- That there is nothing nefarious happening behind the scenes in our churches and if something occurs it will be handled transparently and appropriately.
- That we will be shown empathy and compassion when one of us is struggling and that we will also model that same compassion and empathy when the stranger among us is struggling.
- That our righteous indignation will make us stand with and care for the marginalized and least of these even when it’s unpopular, uncomfortable, or political.
- That the love of Christ will be so palpable and evident among us that it will draw others to Him and to the church.
The problem is too many times we have been found untrustworthy in these and other ways, which makes trusting the community and the church at large especially difficult. We are all experiencing a global trust crisis and it’s easy to assume that it’s someone else’s job to build trust and mend our fraying social fabric, However, the reality is the responsibility lies within each of us do to all we can, when and where we can to make ourselves, our communities, and churches more trustworthy. It isn’t just the job of the title holders…the pastor, the ministerial staff, the officers, the session or the worship team. We each are responsible for being a thread in the tapestry of communal trust and faith that undergirds us and “the beautiful vision for our world given to us by the creator”.

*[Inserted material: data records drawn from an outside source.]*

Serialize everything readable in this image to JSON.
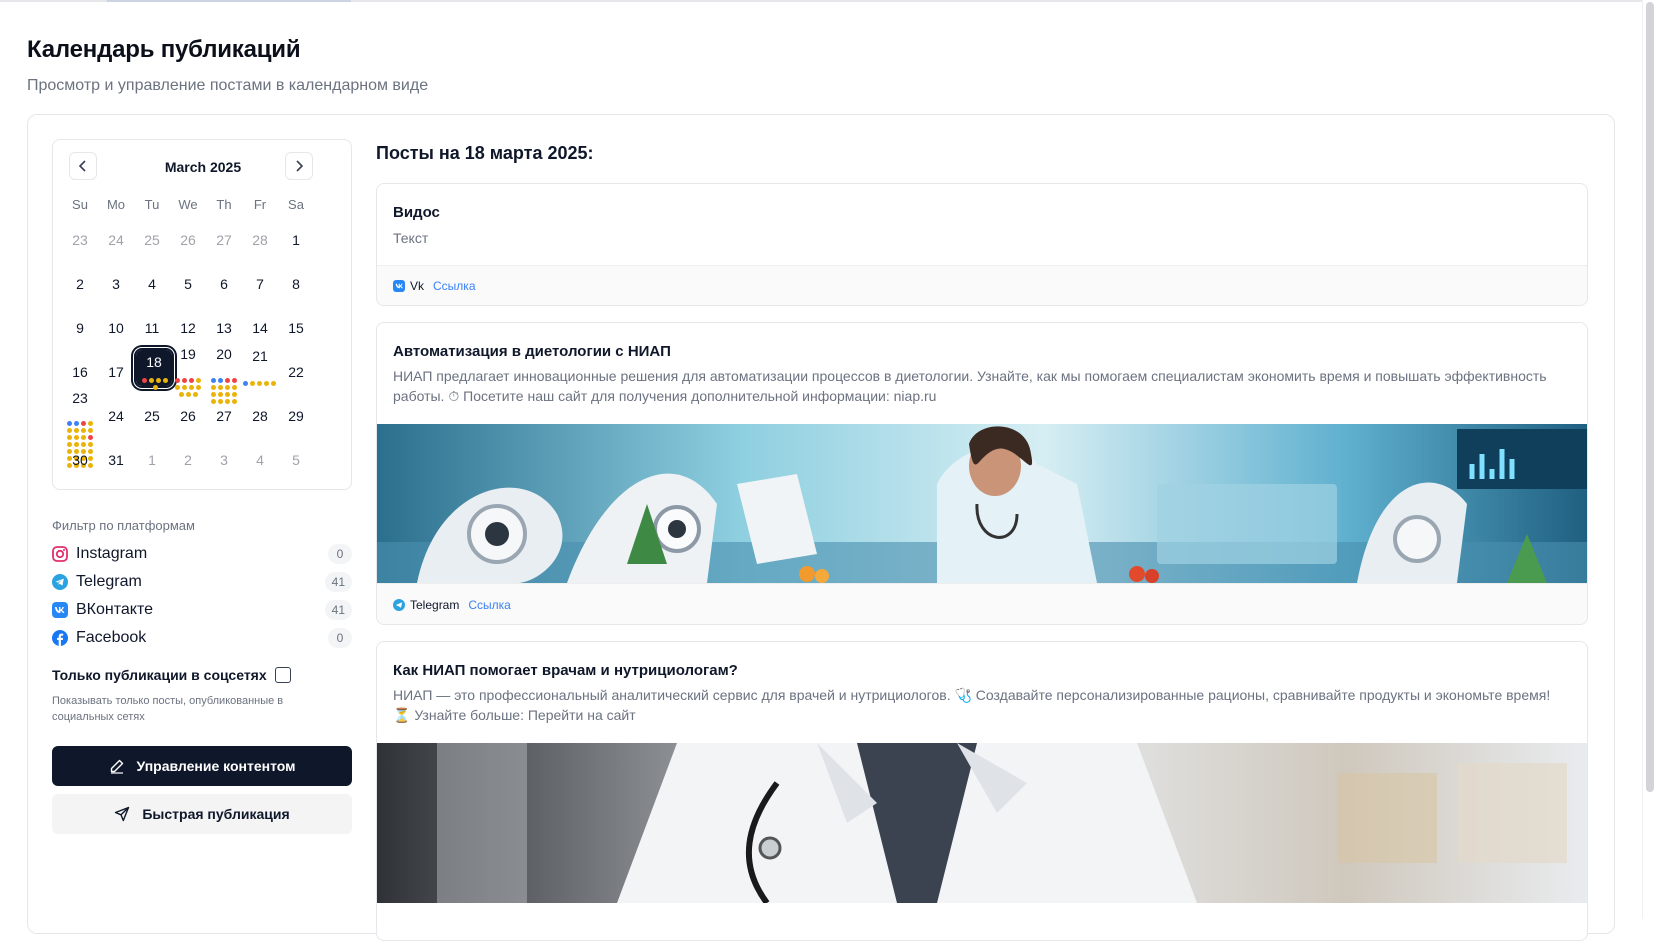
{
  "page": {
    "title": "Календарь публикаций",
    "subtitle": "Просмотр и управление постами в календарном виде"
  },
  "calendar": {
    "month_label": "March 2025",
    "weekdays": [
      "Su",
      "Mo",
      "Tu",
      "We",
      "Th",
      "Fr",
      "Sa"
    ],
    "weeks": [
      [
        "23",
        "24",
        "25",
        "26",
        "27",
        "28",
        "1"
      ],
      [
        "2",
        "3",
        "4",
        "5",
        "6",
        "7",
        "8"
      ],
      [
        "9",
        "10",
        "11",
        "12",
        "13",
        "14",
        "15"
      ],
      [
        "16",
        "17",
        "18",
        "19",
        "20",
        "21",
        "22"
      ],
      [
        "23",
        "24",
        "25",
        "26",
        "27",
        "28",
        "29"
      ],
      [
        "30",
        "31",
        "1",
        "2",
        "3",
        "4",
        "5"
      ]
    ],
    "selected_day": "18"
  },
  "filter": {
    "title": "Фильтр по платформам",
    "platforms": [
      {
        "label": "Instagram",
        "count": "0",
        "icon": "instagram-icon",
        "color": "#e1306c"
      },
      {
        "label": "Telegram",
        "count": "41",
        "icon": "telegram-icon",
        "color": "#2aa3e0"
      },
      {
        "label": "ВКонтакте",
        "count": "41",
        "icon": "vk-icon",
        "color": "#2787f5"
      },
      {
        "label": "Facebook",
        "count": "0",
        "icon": "facebook-icon",
        "color": "#1877f2"
      }
    ],
    "only_social_label": "Только публикации в соцсетях",
    "only_social_desc": "Показывать только посты, опубликованные в социальных сетях"
  },
  "buttons": {
    "manage": "Управление контентом",
    "quick": "Быстрая публикация"
  },
  "posts": {
    "heading": "Посты на 18 марта 2025:",
    "items": [
      {
        "title": "Видос",
        "text": "Текст",
        "platform": "Vk",
        "link": "Ссылка"
      },
      {
        "title": "Автоматизация в диетологии с НИАП",
        "text": "НИАП предлагает инновационные решения для автоматизации процессов в диетологии. Узнайте, как мы помогаем специалистам экономить время и повышать эффективность работы. ⏱ Посетите наш сайт для получения дополнительной информации: niap.ru",
        "platform": "Telegram",
        "link": "Ссылка"
      },
      {
        "title": "Как НИАП помогает врачам и нутрициологам?",
        "text": "НИАП — это профессиональный аналитический сервис для врачей и нутрициологов. 🩺 Создавайте персонализированные рационы, сравнивайте продукты и экономьте время! ⏳ Узнайте больше: Перейти на сайт"
      }
    ]
  },
  "colors": {
    "primary": "#0f172a",
    "link": "#3b82f6",
    "dot_red": "#ef4444",
    "dot_yellow": "#eab308",
    "dot_blue": "#3b82f6"
  }
}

When it came to my kids, at some point I realized it was ridiculous to expect my children to trust my ability to pick them up on time if I was still routinely late. It was and still is my job to consistently show up and show myself trustworthy to the extent that I can. As a result, if you have a meeting with me around 3pm I’ll probably be in my car in the carpool line and after reading this I trust that you will understand. My children have learned to trust me again and know that even if I’m unexpectedly delayed, I’ll be there. We can no longer expect people to trust us, our communities, and churches “just because”. We no longer have that privilege partially because of our own institutional lack of trustworthiness that we must wrestle and account for, and partially because of the culture of distrust that we all live in. Perhaps though it is a privilege we never should’ve had in the first place.
Jesus spent His earthly ministry showing up among the sick, the lost, the disenfranchised, the least and the hopeless; and showing himself trustworthy. He refused to shame the woman allegedly caught in adultery. He went to Zacchaeus home and ate with he and his outlaw friends. He took a little boy’s lunch, fed the multitude, and gave them doggie bags. He expected more from the rich, young ruler than he expected from himself and didn’t chastise him when he walked away. He kept the party going at the wedding at Cana providing better wine than they had to begin with. In each instance Jesus handled each person and situation in love. He was confrontational of sin but not combative toward people. He was principled but not petrified of discomfort and offending those around Him. He was humble but didn’t let His humility make him helpless and impotent. He was trustworthy and faithfully loved each person and community He encountered even when they rejected Him, or His love went against convention, tradition, or the law.
Amy Valdez Barker puts it powerfully and beautifully when she writes, “As leaders in the church, trust is a sacred asset that must be carefully handled with deep respect and priceless value. As leaders, we strive toward a complete Christian maturity that offers the world a vision of Christ here and now. We want people to discover the gift of our trustworthy Savior through our own lived witness and our own trust in Christ. But it isn’t solely in our hands; mutual trust is the gift of the Holy Spirit who uses our faithfulness to reach all of God’s creation. When we put our whole trust in Christ and live and act as trustworthy leaders, our lives are evidence of God’s beautiful work through the dearly loved Christian community because of God’s love for us.” The question that must be asked is, am I, are you trustworthy?